Top of THE INPUT

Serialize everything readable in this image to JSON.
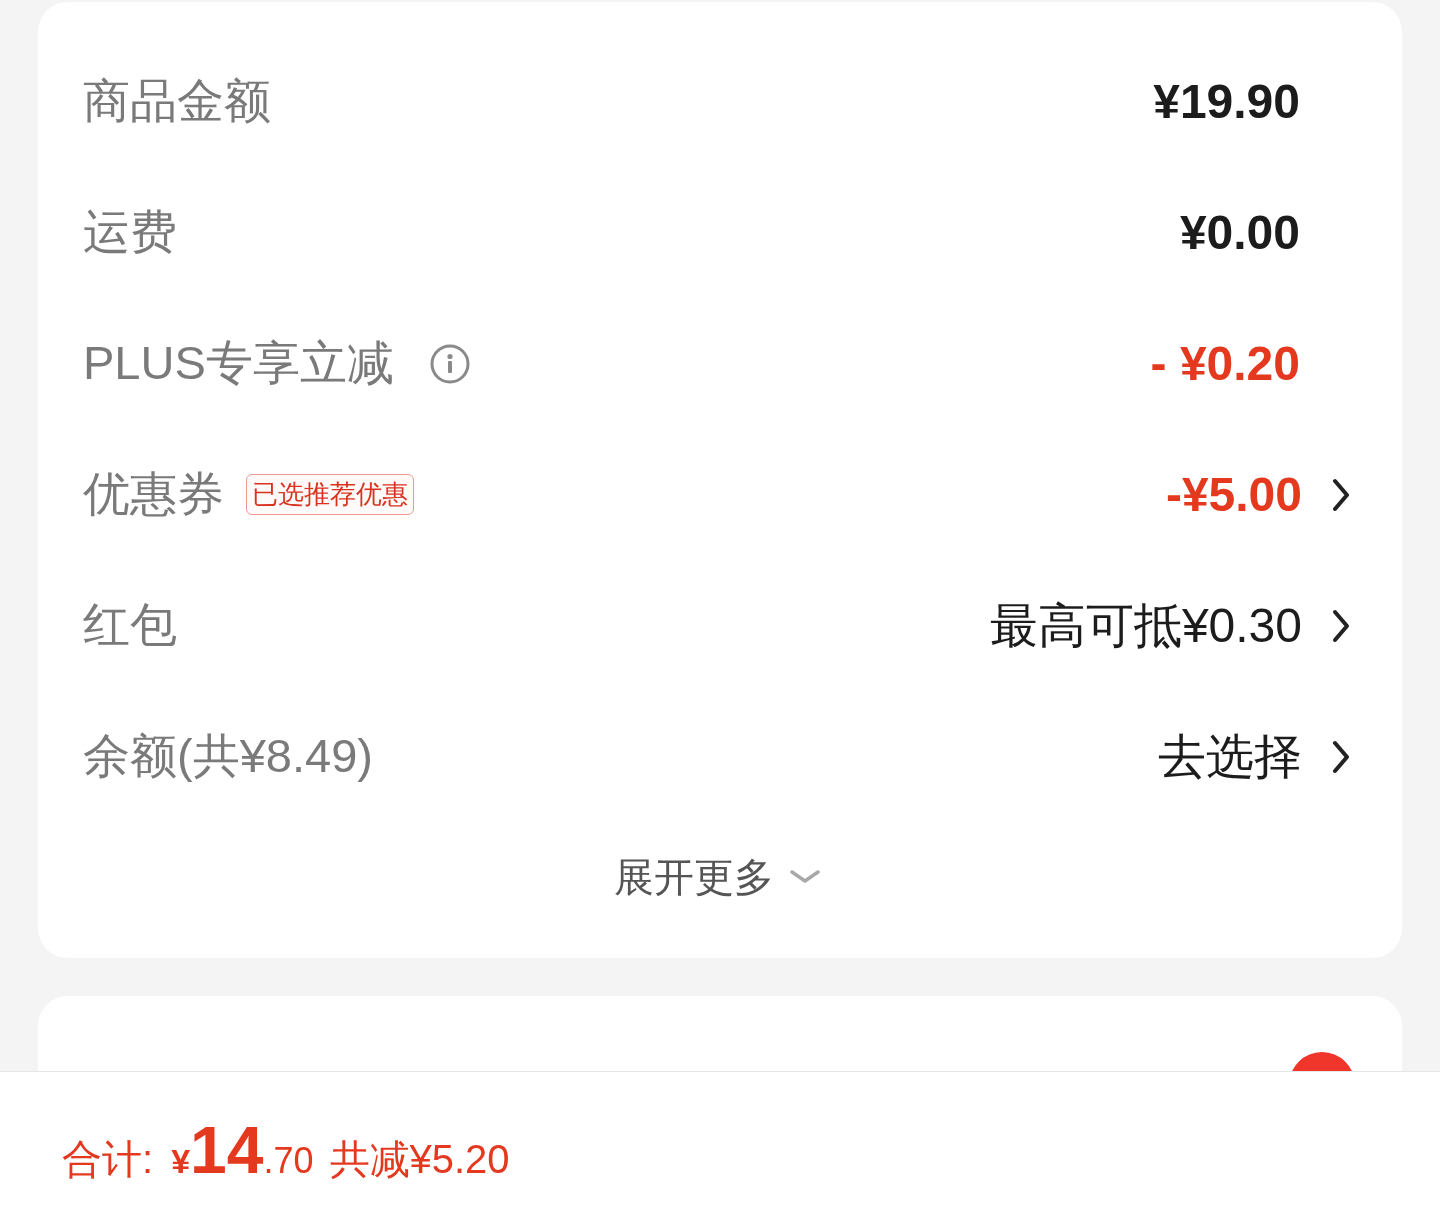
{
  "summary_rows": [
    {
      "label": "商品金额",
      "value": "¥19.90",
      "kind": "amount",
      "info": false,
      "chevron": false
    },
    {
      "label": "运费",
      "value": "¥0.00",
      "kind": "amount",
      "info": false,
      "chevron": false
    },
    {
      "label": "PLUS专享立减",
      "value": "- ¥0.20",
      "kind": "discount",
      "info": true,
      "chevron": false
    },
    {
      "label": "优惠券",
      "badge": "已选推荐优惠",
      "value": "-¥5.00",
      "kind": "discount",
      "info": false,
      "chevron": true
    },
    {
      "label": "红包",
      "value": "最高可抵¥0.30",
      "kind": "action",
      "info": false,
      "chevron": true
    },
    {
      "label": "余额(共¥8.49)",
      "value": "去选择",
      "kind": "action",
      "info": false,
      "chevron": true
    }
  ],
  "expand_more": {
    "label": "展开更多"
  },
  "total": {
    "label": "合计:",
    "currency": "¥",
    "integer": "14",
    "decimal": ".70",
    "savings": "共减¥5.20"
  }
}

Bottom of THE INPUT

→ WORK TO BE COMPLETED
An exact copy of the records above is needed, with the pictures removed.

→ SOLUTION TO THE PROBLEM
Serialize everything readable in this image to JSON.
{
  "summary_rows": [
    {
      "label": "商品金额",
      "value": "¥19.90",
      "kind": "amount",
      "info": false,
      "chevron": false
    },
    {
      "label": "运费",
      "value": "¥0.00",
      "kind": "amount",
      "info": false,
      "chevron": false
    },
    {
      "label": "PLUS专享立减",
      "value": "- ¥0.20",
      "kind": "discount",
      "info": true,
      "chevron": false
    },
    {
      "label": "优惠券",
      "badge": "已选推荐优惠",
      "value": "-¥5.00",
      "kind": "discount",
      "info": false,
      "chevron": true
    },
    {
      "label": "红包",
      "value": "最高可抵¥0.30",
      "kind": "action",
      "info": false,
      "chevron": true
    },
    {
      "label": "余额(共¥8.49)",
      "value": "去选择",
      "kind": "action",
      "info": false,
      "chevron": true
    }
  ],
  "expand_more": {
    "label": "展开更多"
  },
  "total": {
    "label": "合计:",
    "currency": "¥",
    "integer": "14",
    "decimal": ".70",
    "savings": "共减¥5.20"
  }
}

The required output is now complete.